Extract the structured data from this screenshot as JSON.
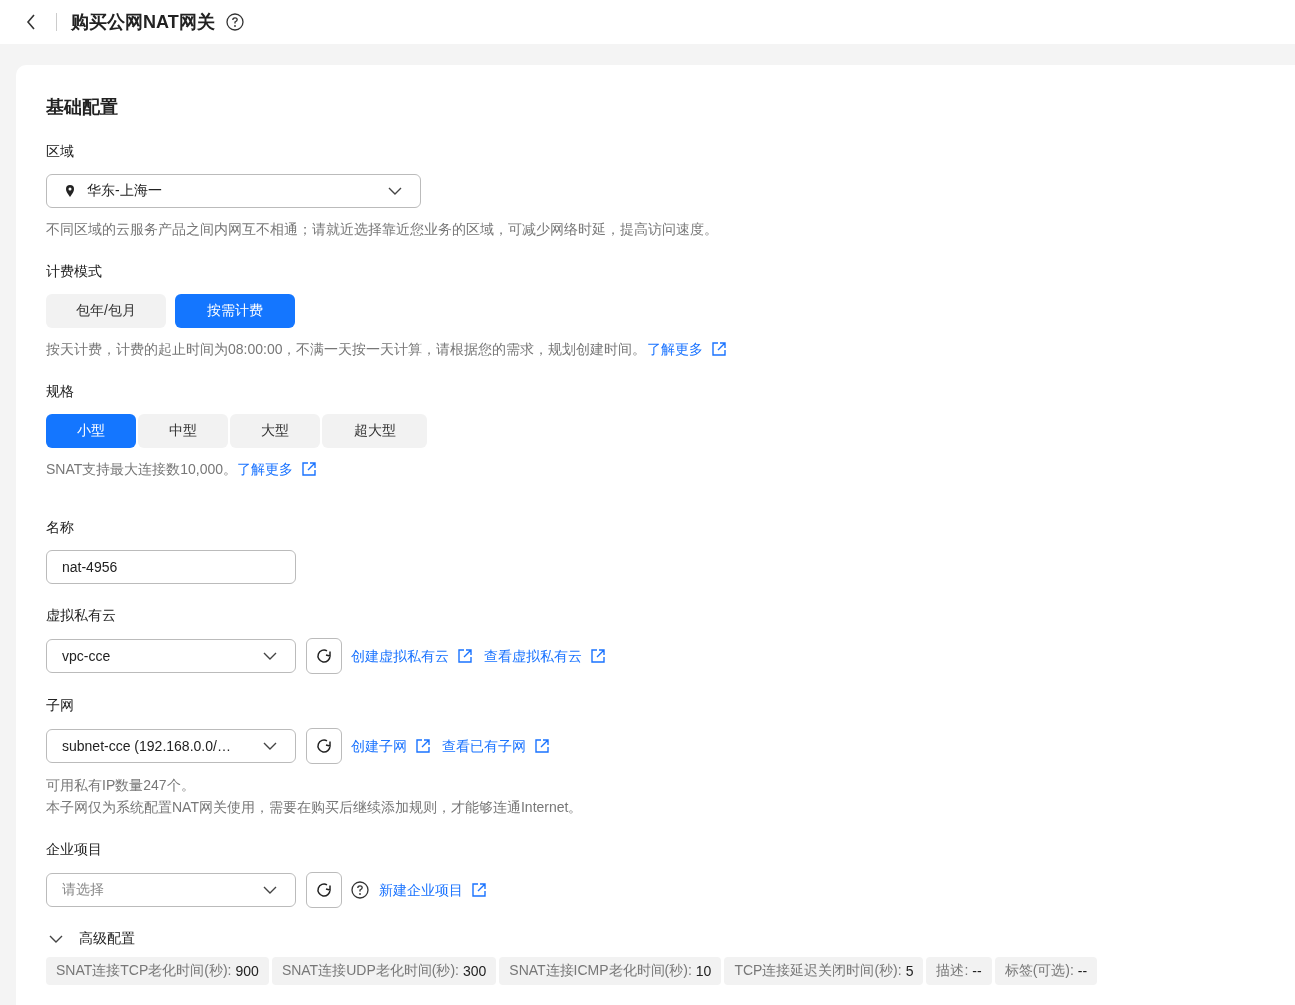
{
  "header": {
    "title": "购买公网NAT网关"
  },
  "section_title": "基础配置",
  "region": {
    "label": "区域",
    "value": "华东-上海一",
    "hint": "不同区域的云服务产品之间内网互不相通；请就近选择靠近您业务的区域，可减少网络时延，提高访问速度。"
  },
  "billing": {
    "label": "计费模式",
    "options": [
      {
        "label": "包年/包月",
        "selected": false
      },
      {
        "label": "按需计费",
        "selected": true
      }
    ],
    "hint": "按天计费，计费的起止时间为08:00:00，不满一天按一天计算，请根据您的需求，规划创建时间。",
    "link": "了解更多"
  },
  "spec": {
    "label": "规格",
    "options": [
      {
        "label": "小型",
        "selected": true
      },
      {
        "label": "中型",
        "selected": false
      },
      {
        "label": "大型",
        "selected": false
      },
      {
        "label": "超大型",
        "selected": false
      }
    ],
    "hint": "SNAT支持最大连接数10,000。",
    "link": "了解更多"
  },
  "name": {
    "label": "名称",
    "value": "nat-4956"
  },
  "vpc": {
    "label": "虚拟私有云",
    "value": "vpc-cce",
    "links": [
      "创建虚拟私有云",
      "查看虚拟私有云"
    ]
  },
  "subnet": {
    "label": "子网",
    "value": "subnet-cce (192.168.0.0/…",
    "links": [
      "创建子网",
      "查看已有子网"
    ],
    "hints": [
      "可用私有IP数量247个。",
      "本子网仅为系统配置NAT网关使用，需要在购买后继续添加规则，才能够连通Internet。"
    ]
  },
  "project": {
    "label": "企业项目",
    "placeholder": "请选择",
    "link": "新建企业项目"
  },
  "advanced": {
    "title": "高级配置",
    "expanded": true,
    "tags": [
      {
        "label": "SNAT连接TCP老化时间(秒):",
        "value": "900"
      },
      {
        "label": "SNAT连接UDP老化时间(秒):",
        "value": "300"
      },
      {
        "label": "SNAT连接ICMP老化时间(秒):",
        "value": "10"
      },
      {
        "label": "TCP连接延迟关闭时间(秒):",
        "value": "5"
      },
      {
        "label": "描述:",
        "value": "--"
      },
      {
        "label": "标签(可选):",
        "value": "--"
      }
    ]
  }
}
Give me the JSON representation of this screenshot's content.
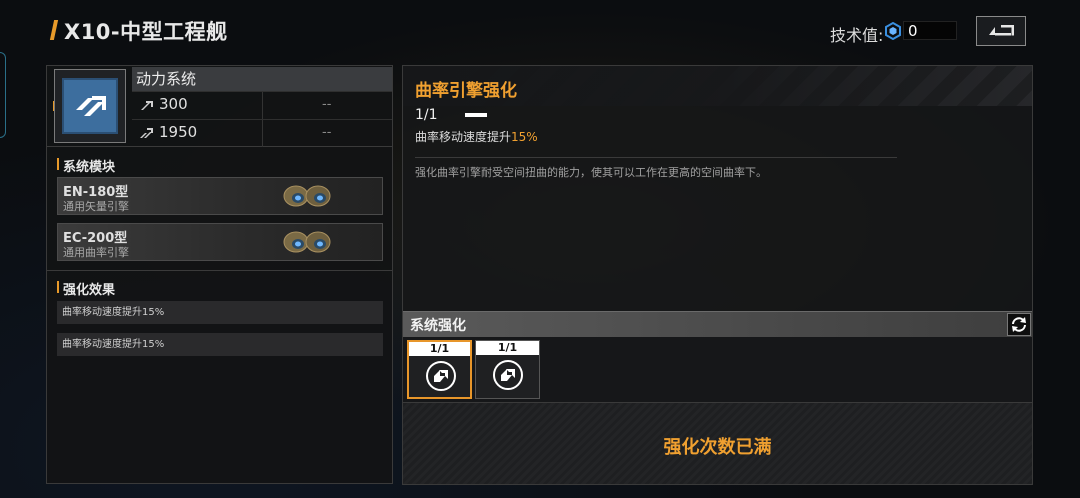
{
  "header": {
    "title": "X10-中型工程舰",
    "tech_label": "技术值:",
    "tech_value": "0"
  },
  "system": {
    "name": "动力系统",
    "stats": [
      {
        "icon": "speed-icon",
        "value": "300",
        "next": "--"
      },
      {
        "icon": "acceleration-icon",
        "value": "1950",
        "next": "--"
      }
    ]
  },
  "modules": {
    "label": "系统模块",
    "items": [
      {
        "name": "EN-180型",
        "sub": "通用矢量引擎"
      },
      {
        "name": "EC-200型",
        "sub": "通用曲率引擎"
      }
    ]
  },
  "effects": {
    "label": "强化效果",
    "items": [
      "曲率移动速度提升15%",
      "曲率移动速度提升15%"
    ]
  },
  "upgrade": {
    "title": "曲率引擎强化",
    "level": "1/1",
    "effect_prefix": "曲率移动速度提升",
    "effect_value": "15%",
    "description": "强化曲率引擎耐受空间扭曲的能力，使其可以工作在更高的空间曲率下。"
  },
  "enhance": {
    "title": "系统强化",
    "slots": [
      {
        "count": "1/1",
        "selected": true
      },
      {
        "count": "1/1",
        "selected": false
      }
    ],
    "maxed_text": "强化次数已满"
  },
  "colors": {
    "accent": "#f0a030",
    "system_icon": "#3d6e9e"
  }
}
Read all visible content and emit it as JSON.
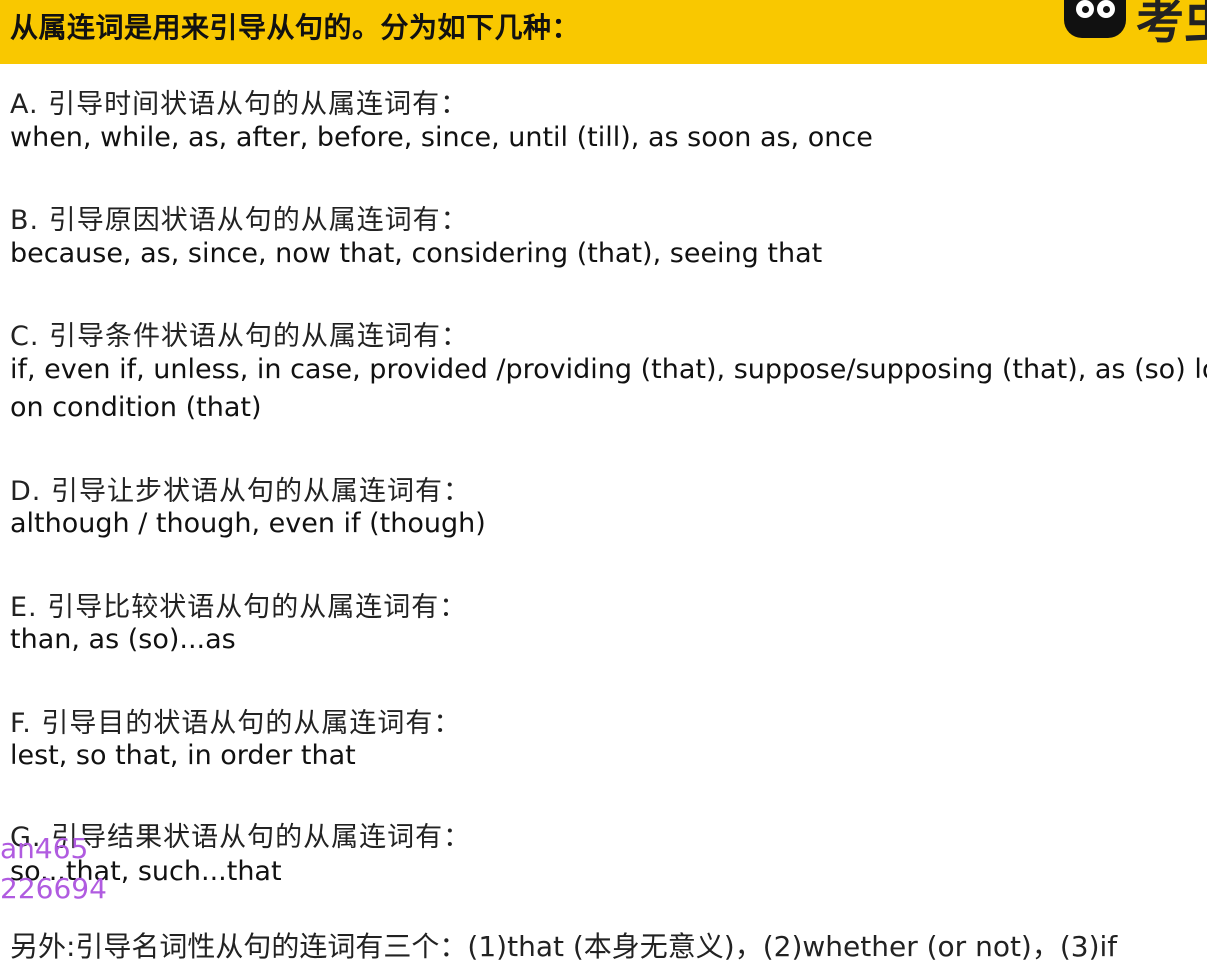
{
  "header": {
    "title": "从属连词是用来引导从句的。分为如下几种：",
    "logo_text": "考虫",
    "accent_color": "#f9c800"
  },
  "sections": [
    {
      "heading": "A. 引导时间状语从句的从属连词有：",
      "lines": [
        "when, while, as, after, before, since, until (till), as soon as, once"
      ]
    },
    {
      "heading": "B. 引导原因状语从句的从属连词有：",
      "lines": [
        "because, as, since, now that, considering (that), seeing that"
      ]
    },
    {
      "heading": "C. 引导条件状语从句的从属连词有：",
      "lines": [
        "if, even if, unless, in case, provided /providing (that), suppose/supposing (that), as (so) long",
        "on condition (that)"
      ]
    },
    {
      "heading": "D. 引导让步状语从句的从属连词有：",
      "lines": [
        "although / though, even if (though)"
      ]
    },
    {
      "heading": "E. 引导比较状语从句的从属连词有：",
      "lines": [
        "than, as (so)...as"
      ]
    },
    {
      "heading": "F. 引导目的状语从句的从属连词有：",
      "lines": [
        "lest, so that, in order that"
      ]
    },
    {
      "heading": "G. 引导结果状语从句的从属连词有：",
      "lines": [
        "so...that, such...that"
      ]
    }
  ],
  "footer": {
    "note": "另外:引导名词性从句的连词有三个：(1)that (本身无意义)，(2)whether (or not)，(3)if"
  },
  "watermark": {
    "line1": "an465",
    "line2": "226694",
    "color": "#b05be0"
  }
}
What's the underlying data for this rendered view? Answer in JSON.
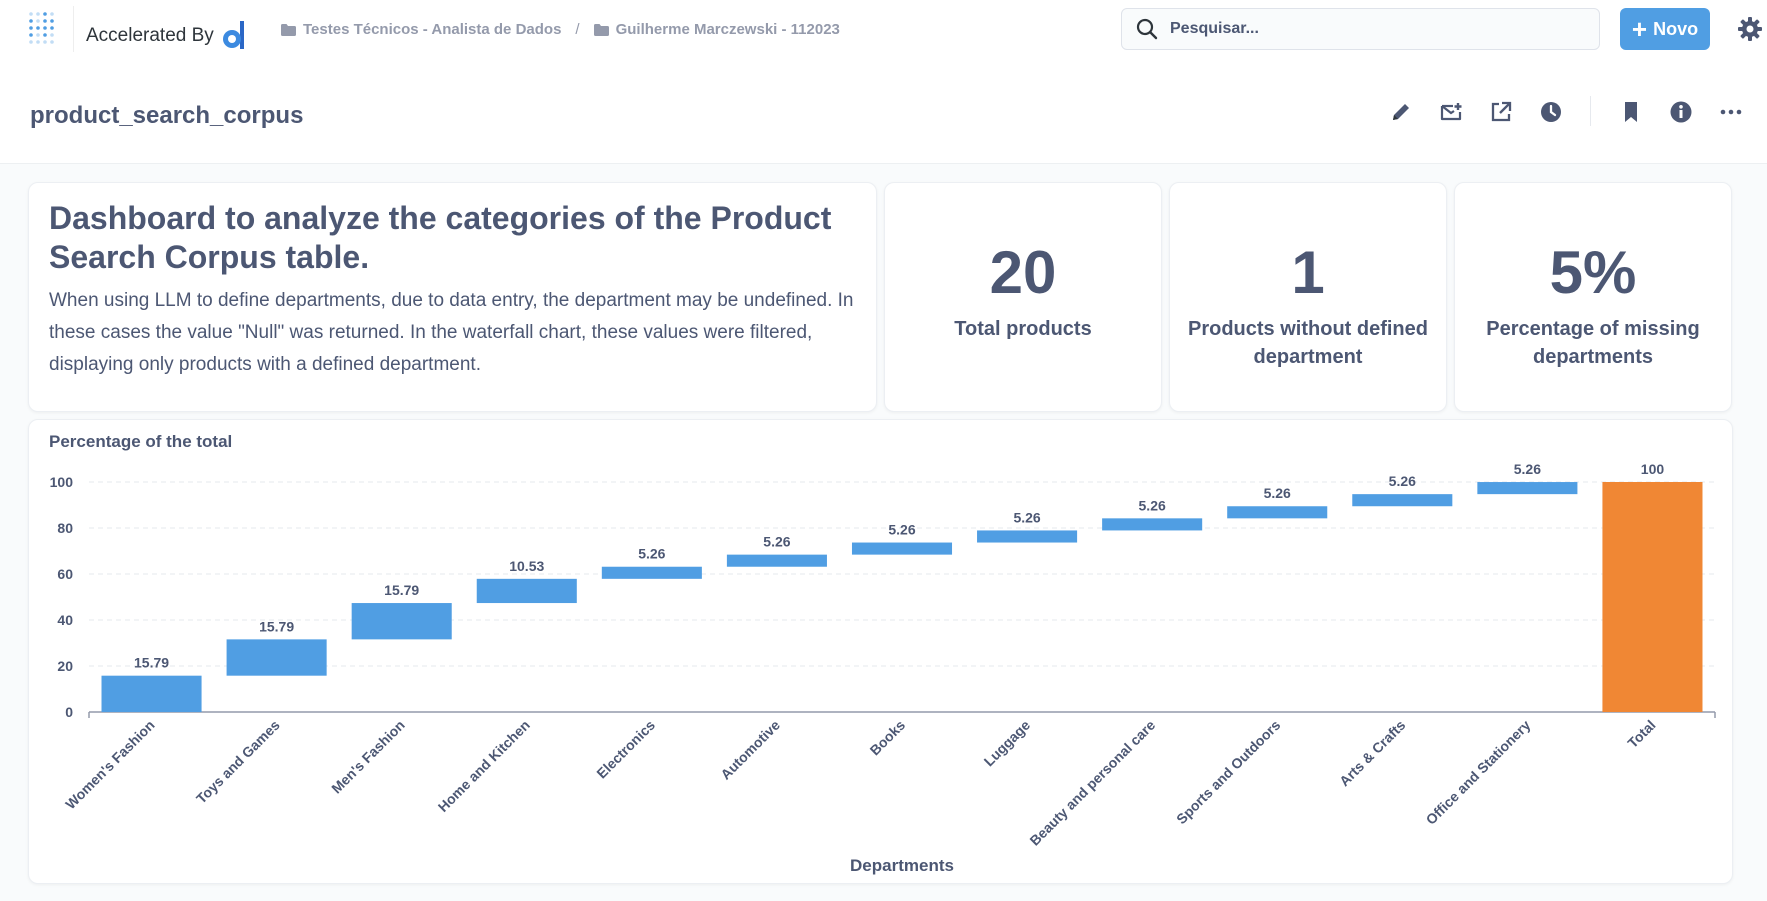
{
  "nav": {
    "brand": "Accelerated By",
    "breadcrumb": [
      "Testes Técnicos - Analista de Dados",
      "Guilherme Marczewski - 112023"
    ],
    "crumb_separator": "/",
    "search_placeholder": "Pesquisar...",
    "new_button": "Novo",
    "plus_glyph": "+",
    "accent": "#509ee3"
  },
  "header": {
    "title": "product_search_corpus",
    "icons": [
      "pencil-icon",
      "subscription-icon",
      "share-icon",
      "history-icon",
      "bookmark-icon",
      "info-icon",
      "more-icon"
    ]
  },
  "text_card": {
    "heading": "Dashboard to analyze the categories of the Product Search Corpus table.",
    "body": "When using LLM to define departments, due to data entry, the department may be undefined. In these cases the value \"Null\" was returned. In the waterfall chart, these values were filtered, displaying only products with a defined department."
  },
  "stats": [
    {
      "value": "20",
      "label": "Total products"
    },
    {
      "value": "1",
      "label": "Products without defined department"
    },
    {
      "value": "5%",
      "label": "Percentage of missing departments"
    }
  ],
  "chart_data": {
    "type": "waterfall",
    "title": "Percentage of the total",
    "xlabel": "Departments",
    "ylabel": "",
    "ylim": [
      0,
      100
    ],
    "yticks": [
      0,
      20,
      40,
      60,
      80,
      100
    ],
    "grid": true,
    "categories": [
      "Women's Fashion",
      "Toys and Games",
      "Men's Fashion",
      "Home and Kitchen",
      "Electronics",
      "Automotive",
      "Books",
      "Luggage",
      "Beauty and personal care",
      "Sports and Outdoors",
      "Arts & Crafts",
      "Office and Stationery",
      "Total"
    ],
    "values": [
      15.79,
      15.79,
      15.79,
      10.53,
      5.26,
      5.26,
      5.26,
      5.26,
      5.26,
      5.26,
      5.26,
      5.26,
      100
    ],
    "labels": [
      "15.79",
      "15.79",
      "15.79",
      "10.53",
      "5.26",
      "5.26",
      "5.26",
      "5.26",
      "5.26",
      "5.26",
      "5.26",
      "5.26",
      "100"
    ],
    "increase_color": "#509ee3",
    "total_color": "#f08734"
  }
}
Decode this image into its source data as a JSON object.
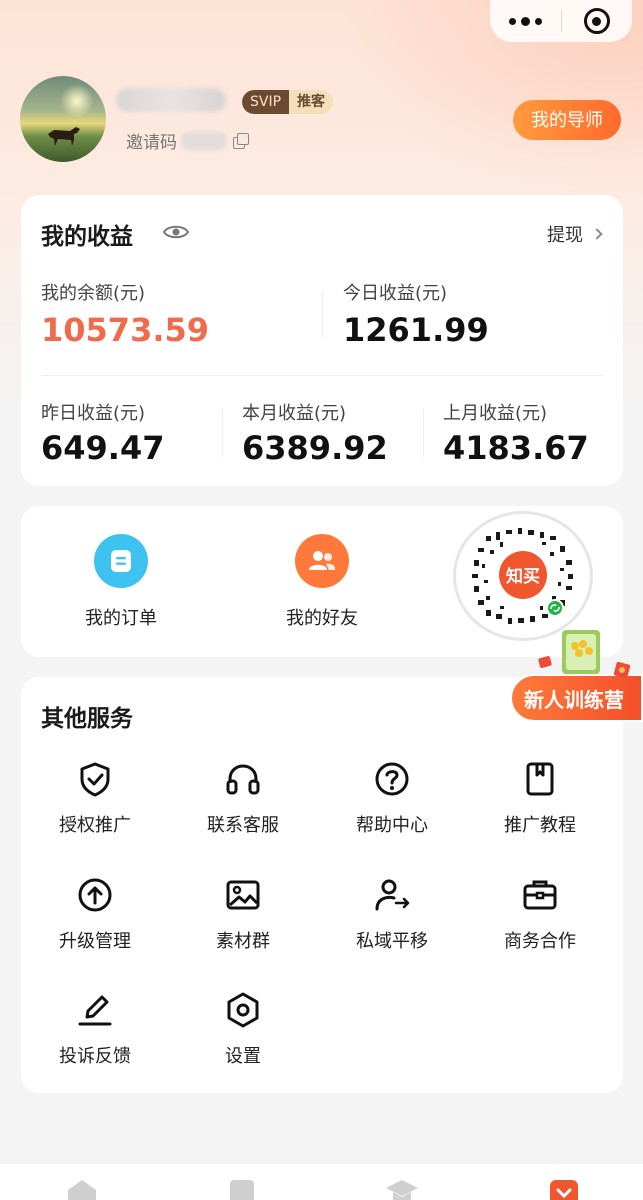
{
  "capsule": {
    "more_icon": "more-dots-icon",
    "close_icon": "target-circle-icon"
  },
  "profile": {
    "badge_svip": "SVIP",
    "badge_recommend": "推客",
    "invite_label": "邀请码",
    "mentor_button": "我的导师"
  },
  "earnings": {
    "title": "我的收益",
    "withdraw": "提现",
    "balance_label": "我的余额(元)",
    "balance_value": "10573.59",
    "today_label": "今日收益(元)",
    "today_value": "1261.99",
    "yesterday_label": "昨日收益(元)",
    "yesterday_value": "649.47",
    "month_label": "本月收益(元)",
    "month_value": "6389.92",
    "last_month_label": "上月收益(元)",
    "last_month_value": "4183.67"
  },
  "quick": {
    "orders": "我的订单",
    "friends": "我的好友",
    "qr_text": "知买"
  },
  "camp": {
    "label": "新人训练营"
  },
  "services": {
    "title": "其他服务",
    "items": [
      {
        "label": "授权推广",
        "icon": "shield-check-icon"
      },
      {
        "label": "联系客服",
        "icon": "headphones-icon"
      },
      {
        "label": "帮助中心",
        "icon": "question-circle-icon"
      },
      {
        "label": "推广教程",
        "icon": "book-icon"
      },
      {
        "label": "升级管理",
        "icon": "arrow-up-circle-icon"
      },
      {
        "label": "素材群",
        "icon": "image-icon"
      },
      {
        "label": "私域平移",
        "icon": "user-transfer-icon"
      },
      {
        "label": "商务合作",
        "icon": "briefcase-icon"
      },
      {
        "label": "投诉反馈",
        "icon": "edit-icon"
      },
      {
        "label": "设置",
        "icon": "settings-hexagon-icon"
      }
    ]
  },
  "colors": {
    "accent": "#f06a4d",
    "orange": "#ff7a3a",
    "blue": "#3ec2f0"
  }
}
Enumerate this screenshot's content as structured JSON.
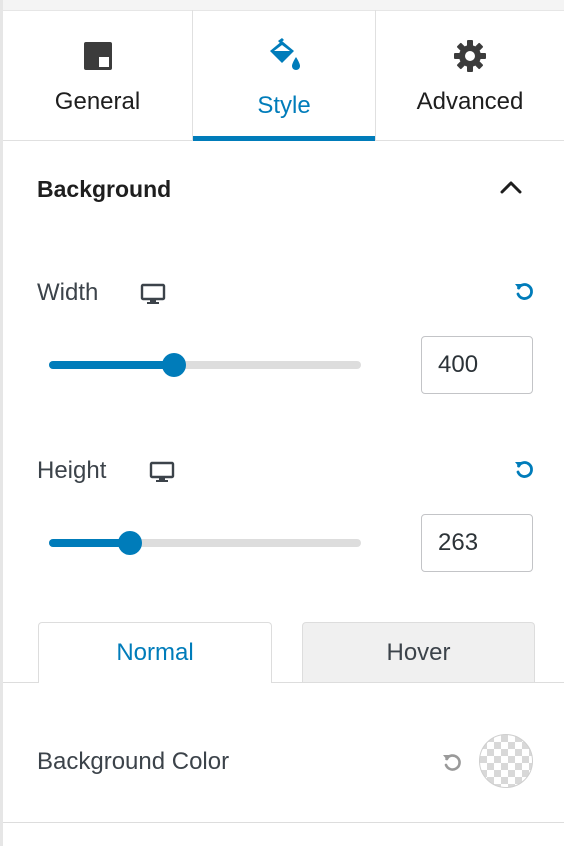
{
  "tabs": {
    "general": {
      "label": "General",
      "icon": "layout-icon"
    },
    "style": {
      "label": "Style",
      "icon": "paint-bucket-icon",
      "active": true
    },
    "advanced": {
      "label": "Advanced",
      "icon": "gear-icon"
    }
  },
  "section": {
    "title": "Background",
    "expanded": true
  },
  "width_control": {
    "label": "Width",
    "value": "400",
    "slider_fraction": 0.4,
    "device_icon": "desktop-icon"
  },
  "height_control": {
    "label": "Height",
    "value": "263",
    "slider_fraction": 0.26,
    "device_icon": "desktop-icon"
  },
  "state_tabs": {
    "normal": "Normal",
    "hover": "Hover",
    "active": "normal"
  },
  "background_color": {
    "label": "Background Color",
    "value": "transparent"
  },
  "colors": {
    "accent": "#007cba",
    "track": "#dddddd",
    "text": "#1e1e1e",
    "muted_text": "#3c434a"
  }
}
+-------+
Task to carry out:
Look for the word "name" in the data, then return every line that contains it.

Answer space:
  "name": {
    "name": "动力系统",
        "name": "EN-180型",
        "name": "EC-200型",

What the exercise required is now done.